⟨

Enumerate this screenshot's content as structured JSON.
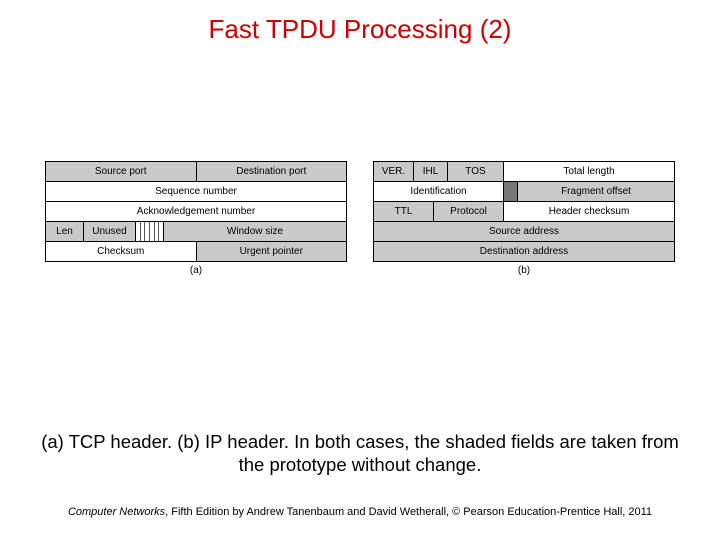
{
  "title": "Fast TPDU Processing (2)",
  "tcp": {
    "r1c1": "Source port",
    "r1c2": "Destination port",
    "r2c1": "Sequence number",
    "r3c1": "Acknowledgement number",
    "r4c1": "Len",
    "r4c2": "Unused",
    "r4c3": "Window size",
    "r5c1": "Checksum",
    "r5c2": "Urgent pointer",
    "caption": "(a)"
  },
  "ip": {
    "r1c1": "VER.",
    "r1c2": "IHL",
    "r1c3": "TOS",
    "r1c4": "Total length",
    "r2c1": "Identification",
    "r2c2": "Fragment offset",
    "r3c1": "TTL",
    "r3c2": "Protocol",
    "r3c3": "Header checksum",
    "r4c1": "Source address",
    "r5c1": "Destination address",
    "caption": "(b)"
  },
  "description": "(a) TCP header. (b) IP header. In both cases, the shaded fields are taken from the prototype without change.",
  "credit_book": "Computer Networks",
  "credit_rest": ", Fifth Edition by Andrew Tanenbaum and David Wetherall, © Pearson Education-Prentice Hall, 2011"
}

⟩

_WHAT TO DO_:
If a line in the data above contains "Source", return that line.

_ANSWER TO THE PROBLEM_:
    "r1c1": "Source port",
    "r4c1": "Source address",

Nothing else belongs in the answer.